Animal Biology: Principles and Mechanisms

The central theme of this module is to cover aspects of comparative Zoology including different life history stages and different levels of organisation – from cellular to organismal.

Programmes

Level

Year Two

20 Credits

Animals display specific adaptations in their morphology, physiology, and behaviour to the environments they live in. These adaptations reflect the ecological diversity and adaptive radiation of animals. During this module we will explore common and distinct elements of early development in animals and how environmental adaptation has shaped early life history stages.
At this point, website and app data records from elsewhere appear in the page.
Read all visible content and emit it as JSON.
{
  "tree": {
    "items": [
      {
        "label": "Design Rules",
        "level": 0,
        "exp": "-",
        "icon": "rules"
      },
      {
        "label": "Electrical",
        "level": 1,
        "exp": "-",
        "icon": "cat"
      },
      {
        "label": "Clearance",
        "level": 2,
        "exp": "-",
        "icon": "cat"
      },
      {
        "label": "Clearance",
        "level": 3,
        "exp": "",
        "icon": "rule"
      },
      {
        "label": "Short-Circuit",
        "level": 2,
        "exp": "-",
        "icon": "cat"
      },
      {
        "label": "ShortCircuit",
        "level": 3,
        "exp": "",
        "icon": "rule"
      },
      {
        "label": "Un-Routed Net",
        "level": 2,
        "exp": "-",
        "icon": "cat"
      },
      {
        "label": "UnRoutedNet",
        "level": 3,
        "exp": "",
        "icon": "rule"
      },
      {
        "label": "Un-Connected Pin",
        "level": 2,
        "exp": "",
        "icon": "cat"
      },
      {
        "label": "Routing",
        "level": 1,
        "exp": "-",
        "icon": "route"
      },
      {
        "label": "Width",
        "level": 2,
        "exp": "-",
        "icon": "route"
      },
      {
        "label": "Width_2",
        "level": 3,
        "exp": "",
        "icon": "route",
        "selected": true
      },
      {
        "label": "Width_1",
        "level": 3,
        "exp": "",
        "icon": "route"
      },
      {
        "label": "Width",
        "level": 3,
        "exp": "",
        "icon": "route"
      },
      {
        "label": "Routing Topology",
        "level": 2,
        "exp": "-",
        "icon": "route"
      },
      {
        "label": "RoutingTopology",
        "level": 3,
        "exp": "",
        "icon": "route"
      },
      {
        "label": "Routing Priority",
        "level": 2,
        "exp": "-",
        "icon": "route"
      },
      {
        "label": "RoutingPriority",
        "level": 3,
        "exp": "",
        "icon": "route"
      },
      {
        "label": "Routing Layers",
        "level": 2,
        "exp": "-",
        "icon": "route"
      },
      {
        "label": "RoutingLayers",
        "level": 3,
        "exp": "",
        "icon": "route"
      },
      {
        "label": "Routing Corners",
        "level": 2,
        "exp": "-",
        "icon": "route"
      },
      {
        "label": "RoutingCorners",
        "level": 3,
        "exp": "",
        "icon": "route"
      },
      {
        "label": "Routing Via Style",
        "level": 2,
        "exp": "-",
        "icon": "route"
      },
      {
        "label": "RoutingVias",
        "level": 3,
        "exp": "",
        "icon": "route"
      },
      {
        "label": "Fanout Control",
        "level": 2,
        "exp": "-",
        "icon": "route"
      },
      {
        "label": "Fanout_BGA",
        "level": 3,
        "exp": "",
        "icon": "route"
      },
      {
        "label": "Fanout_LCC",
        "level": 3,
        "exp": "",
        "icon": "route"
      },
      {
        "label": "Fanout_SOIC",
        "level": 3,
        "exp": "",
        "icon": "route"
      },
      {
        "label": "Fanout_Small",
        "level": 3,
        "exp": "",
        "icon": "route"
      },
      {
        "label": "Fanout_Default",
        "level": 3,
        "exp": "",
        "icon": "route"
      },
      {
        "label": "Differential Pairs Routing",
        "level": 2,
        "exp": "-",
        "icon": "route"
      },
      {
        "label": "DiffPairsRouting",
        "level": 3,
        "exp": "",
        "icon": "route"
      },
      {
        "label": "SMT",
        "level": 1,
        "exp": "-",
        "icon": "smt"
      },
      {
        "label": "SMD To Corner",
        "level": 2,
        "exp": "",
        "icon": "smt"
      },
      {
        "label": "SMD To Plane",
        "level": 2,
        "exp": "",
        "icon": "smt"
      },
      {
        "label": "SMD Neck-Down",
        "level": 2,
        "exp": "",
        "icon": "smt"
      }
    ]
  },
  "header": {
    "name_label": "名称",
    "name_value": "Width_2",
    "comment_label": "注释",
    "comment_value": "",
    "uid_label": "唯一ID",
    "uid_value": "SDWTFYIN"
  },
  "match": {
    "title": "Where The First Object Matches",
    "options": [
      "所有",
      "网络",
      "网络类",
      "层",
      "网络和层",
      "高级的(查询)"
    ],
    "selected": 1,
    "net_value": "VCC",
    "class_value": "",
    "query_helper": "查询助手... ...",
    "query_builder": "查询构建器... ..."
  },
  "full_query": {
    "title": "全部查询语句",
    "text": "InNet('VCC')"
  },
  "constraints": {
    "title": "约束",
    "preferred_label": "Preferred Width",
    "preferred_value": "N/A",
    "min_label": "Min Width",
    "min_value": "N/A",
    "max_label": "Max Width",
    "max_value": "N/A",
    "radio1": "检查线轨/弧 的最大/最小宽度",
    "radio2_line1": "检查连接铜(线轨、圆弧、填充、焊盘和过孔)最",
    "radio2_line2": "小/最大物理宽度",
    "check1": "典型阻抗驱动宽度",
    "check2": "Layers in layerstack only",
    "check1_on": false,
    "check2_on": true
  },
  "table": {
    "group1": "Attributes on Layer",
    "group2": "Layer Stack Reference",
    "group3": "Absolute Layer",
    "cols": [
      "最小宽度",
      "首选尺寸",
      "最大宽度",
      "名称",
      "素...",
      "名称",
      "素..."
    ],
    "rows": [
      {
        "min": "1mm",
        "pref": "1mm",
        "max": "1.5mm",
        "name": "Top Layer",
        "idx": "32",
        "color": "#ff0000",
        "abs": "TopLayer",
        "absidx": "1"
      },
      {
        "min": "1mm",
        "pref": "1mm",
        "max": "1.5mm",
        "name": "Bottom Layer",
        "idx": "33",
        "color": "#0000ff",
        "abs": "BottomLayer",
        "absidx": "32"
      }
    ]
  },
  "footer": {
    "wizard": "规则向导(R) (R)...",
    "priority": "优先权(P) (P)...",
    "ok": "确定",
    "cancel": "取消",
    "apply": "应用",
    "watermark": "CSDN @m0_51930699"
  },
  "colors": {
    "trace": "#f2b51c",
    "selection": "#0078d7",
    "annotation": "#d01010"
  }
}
We will also focus on understanding how animals perceive their environment by utilising a variety of species- and environment-specific sensory system and how this information is processed and integrated by the brain to regulate physiology and behaviour in order to maintain homeostasis.

We will examine how development, sensory systems, neurobiology and behaviour influence the ways animals manage adaptation to their environments and cope with the challenges that these pose, which also reflects the ecological diversity and adaptive radiation of animal species. It will also consider animals’ responses to dynamic changes in environments, such as those caused by extreme environments, climate change, environmental problems and urbanisation. The module consists of lectures, practicals and interactive tutorials, i.e. workshops that will build the foundation for the practical work and encourage independent active learning.

Learning Outcomes

By the end of the module students should be able to:

  • Demonstrate an understanding of different animal systems and how they are morphologically, physiologically, and behaviourally adapted to the environments they live in, ranging from invertebrates to humans.
  • Explain the principles and mechanisms of the generation of behaviour by the nervous system and sensory coding by the sense organs and the brain, i.e. the difference between sensation and perception and the processing and integration of neural information, and use this knowledge to model the integration of environmental information and its translation into complex behaviour
  • Answer specific questions on how animals form during their development to cope with changing environments and extreme environmental challenges.
  • Collect, record, handle and interpret scientific data and apply practical and manipulative laboratory skills. 

Assessment

Exam (60%), Coursework (40%)